Pigment research is ‘completely novel’
9 February 2017
Natural blue colouring agent could benefit cosmetics and food industries
Researchers are developing ways to use a natural blue pigment as a colouring agent in industries such as cosmetics and food.
Cardiff University and 21 international partners have secured €1.6m of EU funding to investigate commercial applications for the pigment, which is currently used to enhance the value of oysters as part of a multi-million euro business in France.
The co-leaders are Dr Rupert Perkins, of Cardiff University’s School of Earth and Ocean Sciences, and Jean-Luc Mouget from France’s Université du Maine, which is co-ordinating the project.
Dr Perkins said: “The blue diatoms are single-celled algae of the genus Haslea and produce a blue-coloured pigment – which is rare in nature - both inside the cells and externally.
“They are best known in the oyster industry as they turn oysters a green colour which greatly increases how much they are worth, a process valued in the millions of euros in the French oyster industry.
“What we’re doing is completely novel and if it works would create a natural, harmless, biodegradable blue pigment for industrial use that is also a useful antibacterial agent.”
Dr Perkins and the research team aim to work out how to use the algae to produce the pigment as a colouring agent for industry at a commercially viable level.
The international project includes academic and non-academic partners from Europe such as Greece, Spain and Poland, and further afield including USA, Australia, Indonesia, Algeria and Vietnam.
Funding for the research comes from the EU’s Horizon 2020, the biggest EU Research and Innovation programme ever, with nearly €80bn of investment available over seven years to 2020.

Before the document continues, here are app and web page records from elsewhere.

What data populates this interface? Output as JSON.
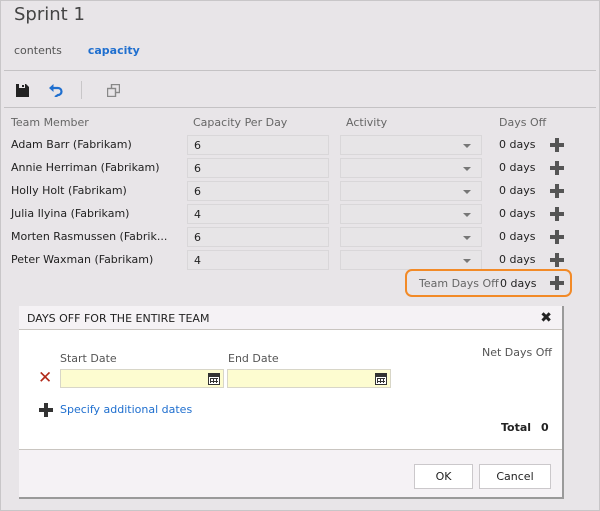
{
  "page": {
    "title": "Sprint 1"
  },
  "tabs": [
    {
      "label": "contents",
      "active": false
    },
    {
      "label": "capacity",
      "active": true
    }
  ],
  "toolbar": {
    "save_icon": "save-icon",
    "undo_icon": "undo-icon",
    "copy_icon": "copy-icon"
  },
  "table": {
    "columns": [
      "Team Member",
      "Capacity Per Day",
      "Activity",
      "Days Off"
    ],
    "rows": [
      {
        "member": "Adam Barr (Fabrikam)",
        "capacity": "6",
        "activity": "",
        "days_off": "0 days"
      },
      {
        "member": "Annie Herriman (Fabrikam)",
        "capacity": "6",
        "activity": "",
        "days_off": "0 days"
      },
      {
        "member": "Holly Holt (Fabrikam)",
        "capacity": "6",
        "activity": "",
        "days_off": "0 days"
      },
      {
        "member": "Julia Ilyina (Fabrikam)",
        "capacity": "4",
        "activity": "",
        "days_off": "0 days"
      },
      {
        "member": "Morten Rasmussen (Fabrik...",
        "capacity": "6",
        "activity": "",
        "days_off": "0 days"
      },
      {
        "member": "Peter Waxman (Fabrikam)",
        "capacity": "4",
        "activity": "",
        "days_off": "0 days"
      }
    ],
    "team_days_off": {
      "label": "Team Days Off",
      "value": "0 days"
    }
  },
  "dialog": {
    "title": "DAYS OFF FOR THE ENTIRE TEAM",
    "start_date_label": "Start Date",
    "end_date_label": "End Date",
    "net_days_off_label": "Net Days Off",
    "start_date_value": "",
    "end_date_value": "",
    "add_dates_label": "Specify additional dates",
    "total_label": "Total",
    "total_value": "0",
    "ok_label": "OK",
    "cancel_label": "Cancel"
  },
  "colors": {
    "accent": "#1f6fcf",
    "highlight": "#f28a27",
    "remove": "#b22a1a",
    "date_input_bg": "#fdfcd0"
  }
}
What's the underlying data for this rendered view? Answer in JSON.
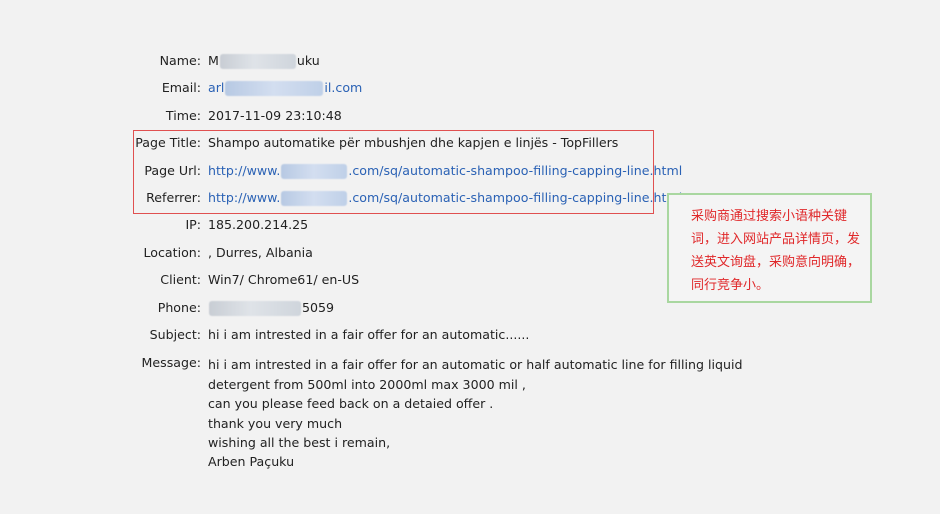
{
  "fields": {
    "name": {
      "label": "Name:",
      "prefix": "M",
      "suffix": "uku"
    },
    "email": {
      "label": "Email:",
      "prefix": "arl",
      "suffix": "il.com"
    },
    "time": {
      "label": "Time:",
      "value": "2017-11-09 23:10:48"
    },
    "page_title": {
      "label": "Page Title:",
      "value": "Shampo automatike për mbushjen dhe kapjen e linjës - TopFillers"
    },
    "page_url": {
      "label": "Page Url:",
      "prefix": "http://www.",
      "suffix": ".com/sq/automatic-shampoo-filling-capping-line.html"
    },
    "referrer": {
      "label": "Referrer:",
      "prefix": "http://www.",
      "suffix": ".com/sq/automatic-shampoo-filling-capping-line.html"
    },
    "ip": {
      "label": "IP:",
      "value": "185.200.214.25"
    },
    "location": {
      "label": "Location:",
      "value": ", Durres, Albania"
    },
    "client": {
      "label": "Client:",
      "value": "Win7/ Chrome61/ en-US"
    },
    "phone": {
      "label": "Phone:",
      "suffix": "5059"
    },
    "subject": {
      "label": "Subject:",
      "value": "hi i am intrested in a fair offer for an automatic......"
    },
    "message": {
      "label": "Message:",
      "value": "hi i am intrested in a fair offer for an automatic or half automatic line for filling liquid\ndetergent from 500ml into 2000ml max 3000 mil ,\ncan you please feed back on a detaied offer .\nthank you very much\nwishing all the best i remain,\nArben Paçuku"
    }
  },
  "annotation": {
    "text": "采购商通过搜索小语种关键词，进入网站产品详情页，发送英文询盘，采购意向明确，同行竞争小。"
  },
  "colors": {
    "background": "#f2f2f2",
    "link": "#2b62b5",
    "highlight_border": "#e05050",
    "note_border": "#a9d7a0",
    "note_text": "#e0282a"
  }
}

The €1.6m grant is allocated from the Marie Skłodowska-Curie Actions Research and Innovation Staff Exchange (MSCA - RISE) strand of Horizon 2020, which funds short-term exchanges for staff to develop careers combining scientific excellence with exposure to other countries and sectors.